Of course, you can read his excellent books. You can take a look at the fabulous presentation he gave at TED. But there’s really no substitute for meeting the man himself and hearing the story first-hand.

If you’d like to do that, then you need to get on to the guys at Tomorrow’s Company, as he’s delivering their annual lecture on 3rd March. Places are going fast, so book now!


More pearls of wisdom from Ray: an aside

I first became aware of Ray and the Interface story, when he was interviewed in Joel Bakan’s 2004 film, The Corporation.

A couple of weeks ago, I bought a new 2-disc special edition of the film, which features over 8 hours of additional material, including further video footage of Ray.

In it, he makes some characteristically simple but very profound observations, most notably (given the recent failed talks in Copenhagen) on the role of governments.

He rightly rubbishes the role of regulation – all that does is encourage businesses to be “as bad as the law allows” (great phrase!).

Instead, he suggests that the most powerful lever of behavioural change is the taxation system which, right now, is totally arse-about-face (my words, not his!) when you consider what we want to be encouraging and discouraging – particularly in the current climate.

Most sensible people would agree that we want to be encouraging job creation and discouraging the whole linear “take, make, waste” system of industrial production – basically digging stuff up out of the ground and, ultimately, converting it into waste and pollution.

And yet we tax businesses on labour (e.g. in the form of National Insurance contributions here in the UK), whilst applying no taxes on the plundering of natural resources.

Just think of how it would change things if that was the other way around.


Design for sustainability using “biomimicry”

Continuing the thread of recent posts surrounding design and Design Thinking as the means by which business can achieve both sustainability and profitability, here’s another excellent TED talk from Janine Benyus, author of Biomimicry.

The crux of her argument? After 3.8 billion years of evolution, there probably isn’t a single design challenge that hasn’t been efficiently and elegantly solved somewhere in nature. The blueprints are already there, we just have to look for them.

Together with her new online database – AskNature – her talk showcases some of nature’s best design ideas and the innovative products they’ve inspired. Fascinating stuff, and serious food for thought for the design fraternity…

The business logic of sustainability

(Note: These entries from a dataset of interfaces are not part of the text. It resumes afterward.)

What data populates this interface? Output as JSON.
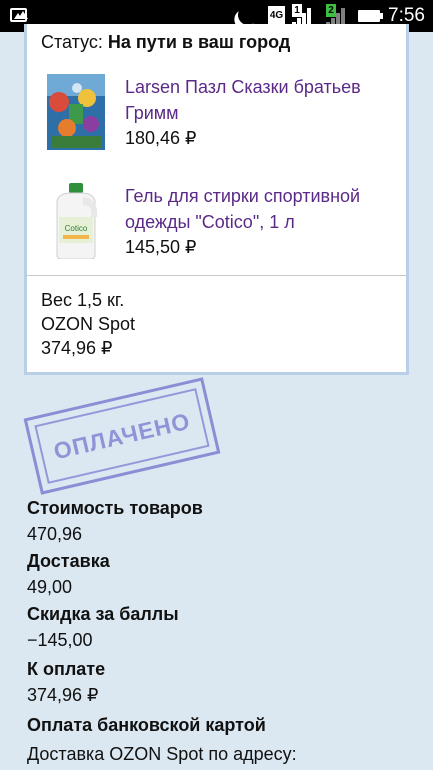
{
  "status_bar": {
    "network": "4G",
    "sim1": "1",
    "sim2": "2",
    "time": "7:56"
  },
  "order": {
    "status_label": "Статус:",
    "status_value": "На пути в ваш город",
    "items": [
      {
        "title": "Larsen Пазл Сказки братьев Гримм",
        "price": "180,46 ₽"
      },
      {
        "title": "Гель для стирки спортивной одежды \"Cotico\", 1 л",
        "price": "145,50 ₽"
      }
    ],
    "weight": "Вес 1,5 кг.",
    "delivery_method": "OZON Spot",
    "delivery_total": "374,96 ₽"
  },
  "stamp": {
    "text": "ОПЛАЧЕНО",
    "color": "#8585d3"
  },
  "summary": {
    "goods_cost_label": "Стоимость товаров",
    "goods_cost_value": "470,96",
    "shipping_label": "Доставка",
    "shipping_value": "49,00",
    "discount_label": "Скидка за баллы",
    "discount_value": "−145,00",
    "total_label": "К оплате",
    "total_value": "374,96 ₽",
    "payment_method": "Оплата банковской картой",
    "delivery_address": "Доставка OZON Spot по адресу:"
  },
  "colors": {
    "link": "#5b2a86",
    "background": "#dbe8f1",
    "card_border": "#b7d0e5"
  }
}
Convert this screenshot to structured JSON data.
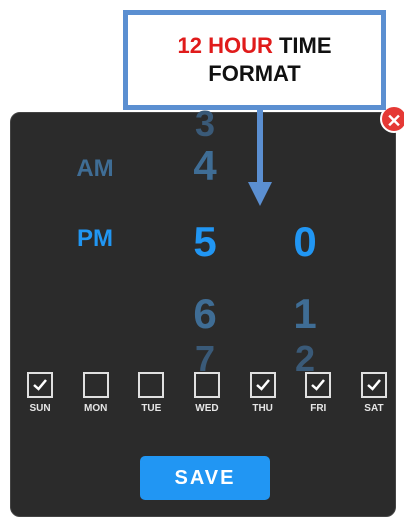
{
  "picker": {
    "ampm": {
      "above": "AM",
      "selected": "PM"
    },
    "hours": {
      "faint_top": "3",
      "above": "4",
      "selected": "5",
      "below": "6",
      "faint_bottom": "7"
    },
    "minutes": {
      "selected": "0",
      "below": "1",
      "faint_bottom": "2"
    }
  },
  "days": [
    {
      "label": "SUN",
      "checked": true
    },
    {
      "label": "MON",
      "checked": false
    },
    {
      "label": "TUE",
      "checked": false
    },
    {
      "label": "WED",
      "checked": false
    },
    {
      "label": "THU",
      "checked": true
    },
    {
      "label": "FRI",
      "checked": true
    },
    {
      "label": "SAT",
      "checked": true
    }
  ],
  "save_label": "SAVE",
  "close_icon": "close-icon",
  "callout": {
    "highlight": "12 HOUR",
    "rest_line1": " TIME",
    "line2": "FORMAT"
  },
  "colors": {
    "accent": "#2196f3",
    "panel": "#2b2b2b",
    "close": "#e53935",
    "callout_border": "#5b8fd1",
    "callout_highlight": "#e01b1b"
  }
}
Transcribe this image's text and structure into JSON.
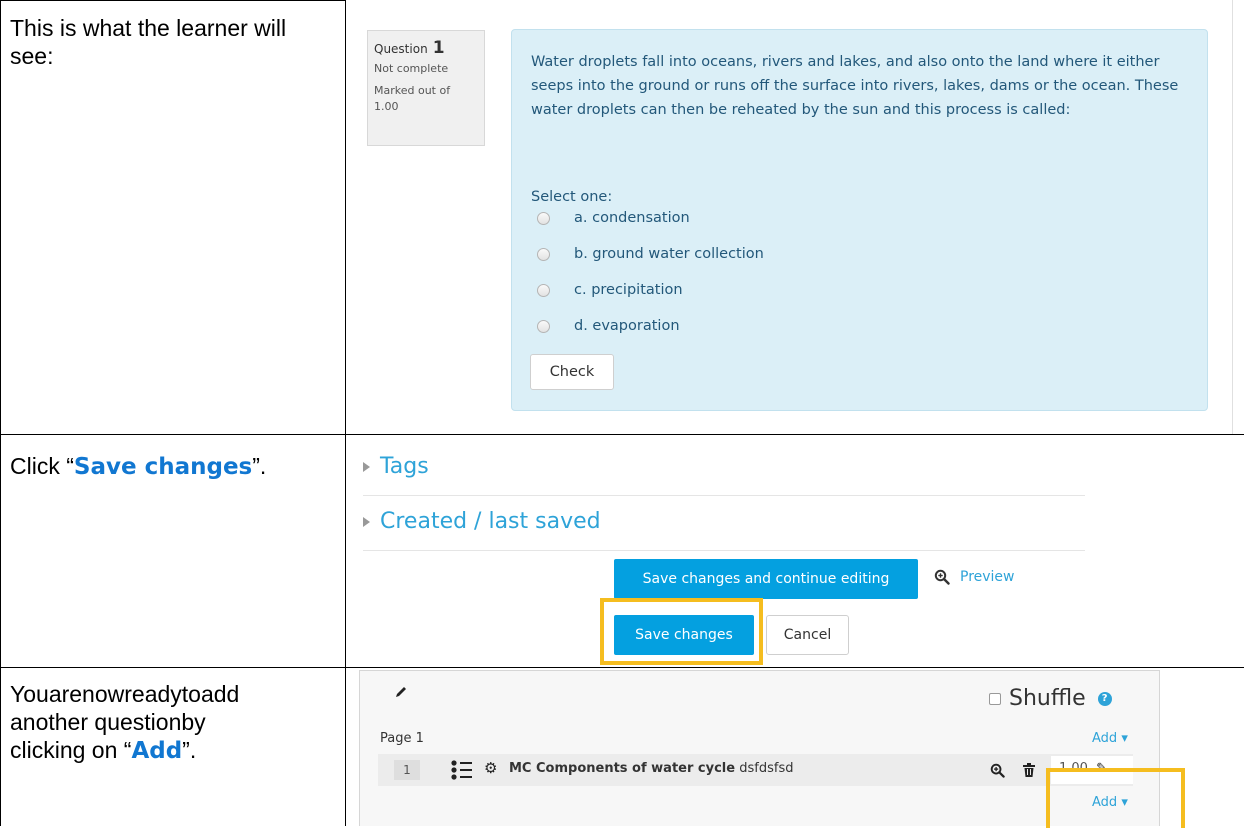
{
  "row1": {
    "instruction": "This is what the learner will see:",
    "question_label": "Question",
    "question_number": "1",
    "status": "Not complete",
    "marked_out_of": "Marked out of 1.00",
    "question_text": "Water droplets fall into oceans, rivers and lakes, and also onto the land where it either seeps into the ground or runs off the surface into rivers, lakes, dams or the ocean. These water droplets can then be reheated by the sun and this process is called:",
    "select_one": "Select one:",
    "options": [
      "a. condensation",
      "b. ground water collection",
      "c. precipitation",
      "d. evaporation"
    ],
    "check_label": "Check"
  },
  "row2": {
    "instruction_pre": "Click “",
    "instruction_bold": "Save changes",
    "instruction_post": "”.",
    "tags": "Tags",
    "created": "Created / last saved",
    "save_continue": "Save changes and continue editing",
    "preview": "Preview",
    "save_changes": "Save changes",
    "cancel": "Cancel"
  },
  "row3": {
    "instruction_line1": "Youarenowreadytoadd",
    "instruction_line2": "another questionby",
    "instruction_line3_pre": "clicking on “",
    "instruction_line3_bold": "Add",
    "instruction_line3_post": "”.",
    "shuffle": "Shuffle",
    "page": "Page 1",
    "add": "Add",
    "slot_number": "1",
    "question_name": "MC Components of water cycle",
    "question_desc": "dsfdsfsd",
    "mark": "1.00"
  },
  "colors": {
    "question_box": "#dbeff7",
    "primary_button": "#04a0e0",
    "highlight": "#f5bd1f",
    "link": "#2ea3d8",
    "instruction_bold": "#1177d1"
  }
}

It’s been a while since I visited TED and its Greener Future talks. Nice, then, to return and find a recently posted presentation by Ray Anderson, Chairman and CEO of Interface Inc.

Regular readers will know that I’ve referred to the Interface story many times as a powerful example of the commercial value of sustainability when adopted as a fundamental design value.

If you’re not familiar with the story, if you think that CR is all fluffy stuff and PR, or you’re convinced that sustainability and profitability are mutually exclusive, then you really need to check this out. It’s thought provoking and inspiring stuff…